Small courtyard gardens are often the most difficult to design, but when you get it right the rewards are always outstanding.
The owners of this Victorian era worker's cottage were undertaking major renovations. They maintained the look of the front facade and extended the home towards the back. The extension was to include a new bathroom, kitchen and living room on the ground floor, plus a new first floor housing new bedrooms. Avid gardeners, they didn't want to loose their garden space and wanted the opportunity to live outdoors. This was going to prove a little difficult as the new extension swallowed up most of the garden space. The key was to make the most of what remained, both in terms of green space and paved areas for relaxing and entertaining. We also had a slight issue with the levels. There was a 400mm drop from the back door to the utility space threshold. As luck would have it, 400mm is roughly seat height (leaving enough room for cushions). The solution to both the level problem and the lack of entertaining space was to create a dual purpose deck. The deck bridges the gap and height difference in the garden, whilst providing extra seating in the courtyard. We then built a timber bench to match the deck and add more seating - somewhere to perch and enjoy the garden.
The new extension had a modern Japanese flavour, which the owners liked and they wanted that reflected in the garden. With this in mind, I chose to use honed concrete and basalt rocks as the pavement. The honed concrete was laid in a geometric pattern with a hint of the Fibonacci sequence being enlisted to ensure the pattern was balanced and felt relaxing. The owners also wanted a productive garden, so we installed a Persimmon as the feature tree and narrow Apple trees to screen the garden from the harsh afternoon sun. The low planting is a combination of herbs and perennials to provide both produce and flowers.
The clients also wanted a moss wall and fish pond, so I combined both wishes into one feature, the pond reticulates up to the moss wall.
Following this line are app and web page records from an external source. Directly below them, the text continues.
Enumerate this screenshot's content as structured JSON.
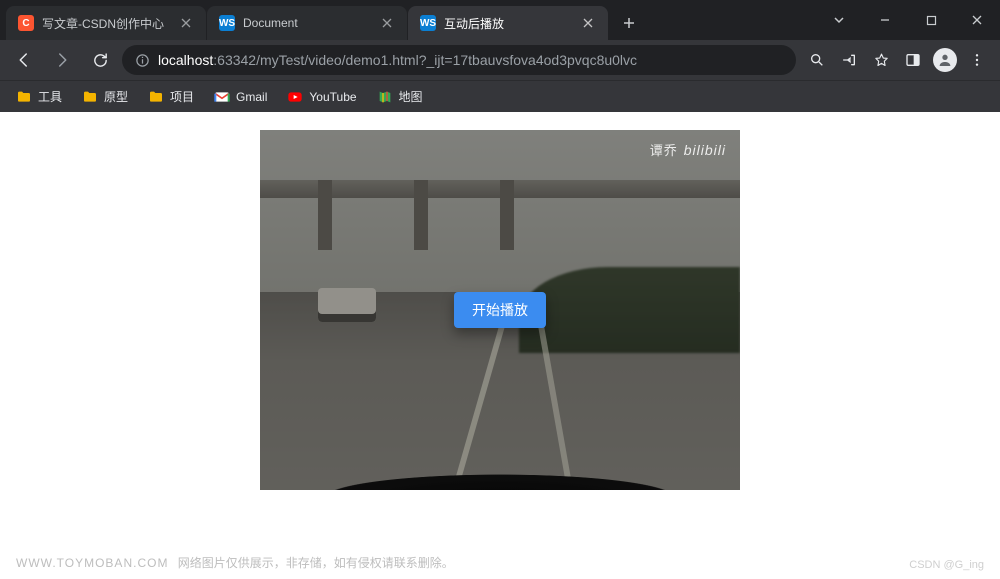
{
  "browser": {
    "tabs": [
      {
        "title": "写文章-CSDN创作中心",
        "favicon": "csdn",
        "active": false
      },
      {
        "title": "Document",
        "favicon": "ws",
        "active": false
      },
      {
        "title": "互动后播放",
        "favicon": "ws",
        "active": true
      }
    ],
    "url": {
      "host": "localhost",
      "rest": ":63342/myTest/video/demo1.html?_ijt=17tbauvsfova4od3pvqc8u0lvc"
    }
  },
  "bookmarks": [
    {
      "label": "工具",
      "icon": "folder"
    },
    {
      "label": "原型",
      "icon": "folder"
    },
    {
      "label": "项目",
      "icon": "folder"
    },
    {
      "label": "Gmail",
      "icon": "gmail"
    },
    {
      "label": "YouTube",
      "icon": "youtube"
    },
    {
      "label": "地图",
      "icon": "maps"
    }
  ],
  "video": {
    "watermark_han": "谭乔",
    "watermark_brand": "bilibili",
    "play_button_label": "开始播放"
  },
  "footer": {
    "site": "www.toymoban.com",
    "note": "网络图片仅供展示，非存储，如有侵权请联系删除。",
    "credit": "CSDN @G_ing"
  }
}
The fishy water keeps the moss and ferns constantly moist and fertilised and in turn, the moss wall removes some of the toxins from the pond. The lightwell also allows access to the bathroom through the garden, so we continue the theme of paving through the space to connect the lightwell to the back courtyard.